> **Provided data**
____
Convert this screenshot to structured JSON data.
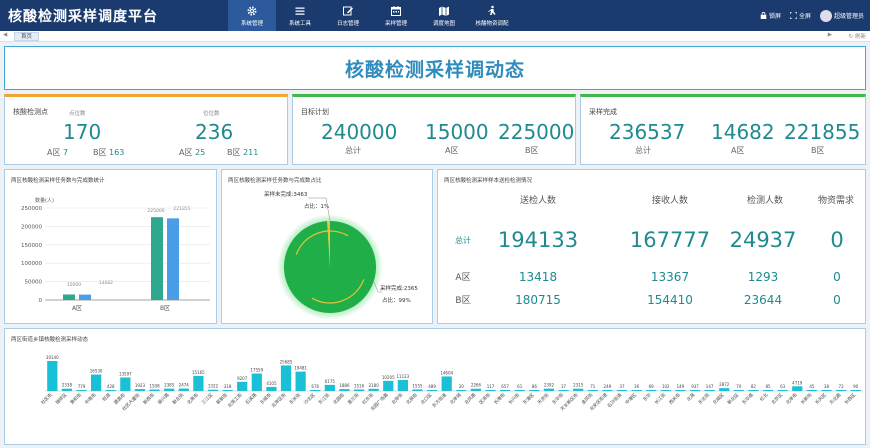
{
  "app": {
    "title": "核酸检测采样调度平台"
  },
  "nav": [
    {
      "label": "系统管理",
      "icon": "gear-icon"
    },
    {
      "label": "系统工具",
      "icon": "menu-icon"
    },
    {
      "label": "日志管理",
      "icon": "edit-icon"
    },
    {
      "label": "采样管理",
      "icon": "calendar-icon"
    },
    {
      "label": "调度地图",
      "icon": "map-icon"
    },
    {
      "label": "核酸物资调配",
      "icon": "person-walk-icon"
    }
  ],
  "header_right": {
    "lock": "锁屏",
    "fullscreen": "全屏",
    "user": "超级管理员"
  },
  "tabs": {
    "home": "首页",
    "refresh": "刷新"
  },
  "page_title": "核酸检测采样调动态",
  "sites": {
    "title": "核酸检测点",
    "col1_label": "点位数",
    "col1_total": "170",
    "col1_a_label": "A区",
    "col1_a": "7",
    "col1_b_label": "B区",
    "col1_b": "163",
    "col2_label": "位位数",
    "col2_total": "236",
    "col2_a_label": "A区",
    "col2_a": "25",
    "col2_b_label": "B区",
    "col2_b": "211"
  },
  "targets": {
    "title": "目标计划",
    "total": "240000",
    "total_label": "总计",
    "a": "15000",
    "a_label": "A区",
    "b": "225000",
    "b_label": "B区"
  },
  "done": {
    "title": "采样完成",
    "total": "236537",
    "total_label": "总计",
    "a": "14682",
    "a_label": "A区",
    "b": "221855",
    "b_label": "B区"
  },
  "task_panel": {
    "title": "两区核酸检测采样任务数与完成数统计",
    "unit": "数量(人)",
    "labels_a": "15000",
    "labels_a2": "14682",
    "labels_b": "225000",
    "labels_b2": "221855"
  },
  "pie_panel": {
    "title": "两区核酸检测采样任务数与完成数占比",
    "unfinished": "采样未完成:3463",
    "unfinished_pct": "占比：1%",
    "finished": "采样完成:2365",
    "finished_pct": "占比：99%"
  },
  "status_panel": {
    "title": "两区核酸检测采样样本送检检测情况",
    "headers": [
      "送检人数",
      "接收人数",
      "检测人数",
      "物资需求"
    ],
    "rows": [
      {
        "label": "总计",
        "values": [
          "194133",
          "167777",
          "24937",
          "0"
        ]
      },
      {
        "label": "A区",
        "values": [
          "13418",
          "13367",
          "1293",
          "0"
        ]
      },
      {
        "label": "B区",
        "values": [
          "180715",
          "154410",
          "23644",
          "0"
        ]
      }
    ]
  },
  "street_panel": {
    "title": "两区街道乡镇核酸检测采样动态"
  },
  "chart_data": [
    {
      "type": "bar",
      "categories": [
        "A区",
        "B区"
      ],
      "series": [
        {
          "values": [
            15000,
            225000
          ],
          "color": "#2ea88f"
        },
        {
          "values": [
            14682,
            221855
          ],
          "color": "#4a9ee8"
        }
      ],
      "ylabel": "数量(人)",
      "yticks": [
        0,
        50000,
        100000,
        150000,
        200000,
        250000
      ],
      "ylim": [
        0,
        250000
      ]
    },
    {
      "type": "pie",
      "slices": [
        {
          "label": "采样完成",
          "value": 99
        },
        {
          "label": "采样未完成",
          "value": 1
        }
      ]
    },
    {
      "type": "bar",
      "color": "#19c0d6",
      "categories": [
        "社区街",
        "瑞祥区",
        "景和街",
        "中南街",
        "旺道",
        "建昌街",
        "社区大厦街",
        "新西街",
        "振兴路",
        "新北街",
        "北苑街",
        "三江区",
        "崭新街",
        "北苑工街",
        "石溪路",
        "东城街",
        "北岸区街",
        "东关街",
        "沙北区",
        "东江街",
        "北园街",
        "星兰街",
        "红东街",
        "北园广场路",
        "北岸街",
        "北辰街",
        "北口区",
        "东方街道",
        "北岸城",
        "北凤路",
        "区湾街",
        "长港街",
        "长兴街",
        "东港区",
        "天京街",
        "东华街",
        "天长新区街",
        "金凤街",
        "北安区街道",
        "石沙街道",
        "中港区",
        "东华",
        "长江街",
        "西关街",
        "北苑",
        "东北街",
        "北城区",
        "新北区",
        "东华南",
        "红北",
        "北京区",
        "北岸街",
        "长新街",
        "长风区",
        "东北路",
        "长西区"
      ],
      "values": [
        30140,
        2338,
        779,
        16530,
        428,
        13597,
        1923,
        1508,
        2385,
        2474,
        15165,
        1322,
        318,
        9207,
        17559,
        4105,
        25685,
        19481,
        676,
        6175,
        1886,
        1516,
        2180,
        10205,
        11123,
        1555,
        489,
        14604,
        20,
        2266,
        117,
        657,
        61,
        86,
        2392,
        37,
        2315,
        71,
        249,
        37,
        36,
        69,
        102,
        149,
        937,
        147,
        2872,
        70,
        82,
        85,
        63,
        4719,
        45,
        38,
        72,
        90
      ]
    }
  ]
}
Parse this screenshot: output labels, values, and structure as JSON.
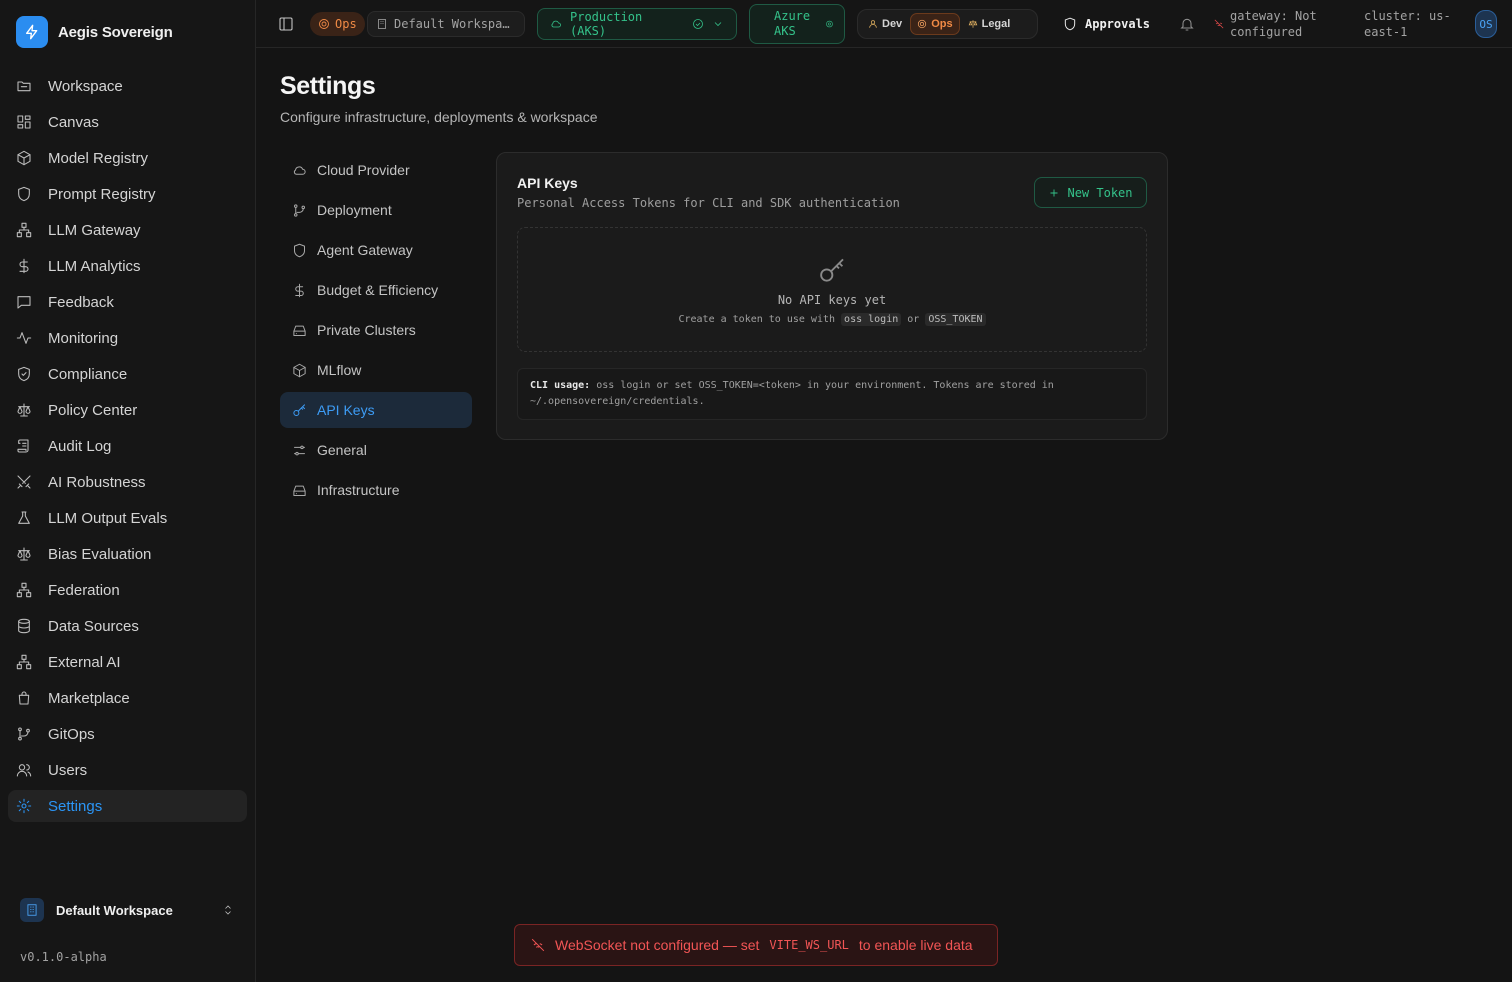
{
  "app": {
    "name": "Aegis Sovereign",
    "version": "v0.1.0-alpha"
  },
  "sidebar": {
    "items": [
      {
        "label": "Workspace",
        "icon": "folder-icon"
      },
      {
        "label": "Canvas",
        "icon": "grid-icon"
      },
      {
        "label": "Model Registry",
        "icon": "box-icon"
      },
      {
        "label": "Prompt Registry",
        "icon": "shield-icon"
      },
      {
        "label": "LLM Gateway",
        "icon": "network-icon"
      },
      {
        "label": "LLM Analytics",
        "icon": "dollar-icon"
      },
      {
        "label": "Feedback",
        "icon": "message-icon"
      },
      {
        "label": "Monitoring",
        "icon": "activity-icon"
      },
      {
        "label": "Compliance",
        "icon": "shield-check-icon"
      },
      {
        "label": "Policy Center",
        "icon": "scale-icon"
      },
      {
        "label": "Audit Log",
        "icon": "scroll-icon"
      },
      {
        "label": "AI Robustness",
        "icon": "swords-icon"
      },
      {
        "label": "LLM Output Evals",
        "icon": "flask-icon"
      },
      {
        "label": "Bias Evaluation",
        "icon": "scale-icon"
      },
      {
        "label": "Federation",
        "icon": "network-icon"
      },
      {
        "label": "Data Sources",
        "icon": "database-icon"
      },
      {
        "label": "External AI",
        "icon": "network-icon"
      },
      {
        "label": "Marketplace",
        "icon": "store-icon"
      },
      {
        "label": "GitOps",
        "icon": "git-branch-icon"
      },
      {
        "label": "Users",
        "icon": "users-icon"
      },
      {
        "label": "Settings",
        "icon": "gear-icon",
        "active": true
      }
    ],
    "workspace": "Default Workspace"
  },
  "topbar": {
    "role_badge": "Ops",
    "workspace_pill": "Default Workspa…",
    "environment": "Production (AKS)",
    "cloud_line1": "Azure",
    "cloud_line2": "AKS",
    "personas": [
      "Dev",
      "Ops",
      "Legal"
    ],
    "active_persona": "Ops",
    "approvals": "Approvals",
    "gateway_status": "gateway: Not configured",
    "cluster_status": "cluster: us-east-1",
    "avatar": "OS"
  },
  "page": {
    "title": "Settings",
    "subtitle": "Configure infrastructure, deployments & workspace"
  },
  "settings_nav": [
    {
      "label": "Cloud Provider",
      "icon": "cloud-icon"
    },
    {
      "label": "Deployment",
      "icon": "git-branch-icon"
    },
    {
      "label": "Agent Gateway",
      "icon": "shield-icon"
    },
    {
      "label": "Budget & Efficiency",
      "icon": "dollar-icon"
    },
    {
      "label": "Private Clusters",
      "icon": "hard-drive-icon"
    },
    {
      "label": "MLflow",
      "icon": "box-icon"
    },
    {
      "label": "API Keys",
      "icon": "key-icon",
      "active": true
    },
    {
      "label": "General",
      "icon": "sliders-icon"
    },
    {
      "label": "Infrastructure",
      "icon": "hard-drive-icon"
    }
  ],
  "api_keys": {
    "title": "API Keys",
    "description": "Personal Access Tokens for CLI and SDK authentication",
    "new_token": "New Token",
    "empty_title": "No API keys yet",
    "empty_hint_prefix": "Create a token to use with",
    "empty_hint_cmd": "oss login",
    "empty_hint_or": "or",
    "empty_hint_env": "OSS_TOKEN",
    "cli_label": "CLI usage:",
    "cli_text": "oss login or set OSS_TOKEN=<token> in your environment. Tokens are stored in ~/.opensovereign/credentials."
  },
  "toast": {
    "prefix": "WebSocket not configured — set",
    "var": "VITE_WS_URL",
    "suffix": "to enable live data"
  },
  "colors": {
    "accent_blue": "#2b95f5",
    "accent_green": "#34c28a",
    "accent_orange": "#f08a45",
    "error_red": "#f25555"
  }
}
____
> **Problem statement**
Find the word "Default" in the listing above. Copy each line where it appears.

> **Task result**
    "workspace": "Default Workspace"
    "workspace_pill": "Default Workspa…",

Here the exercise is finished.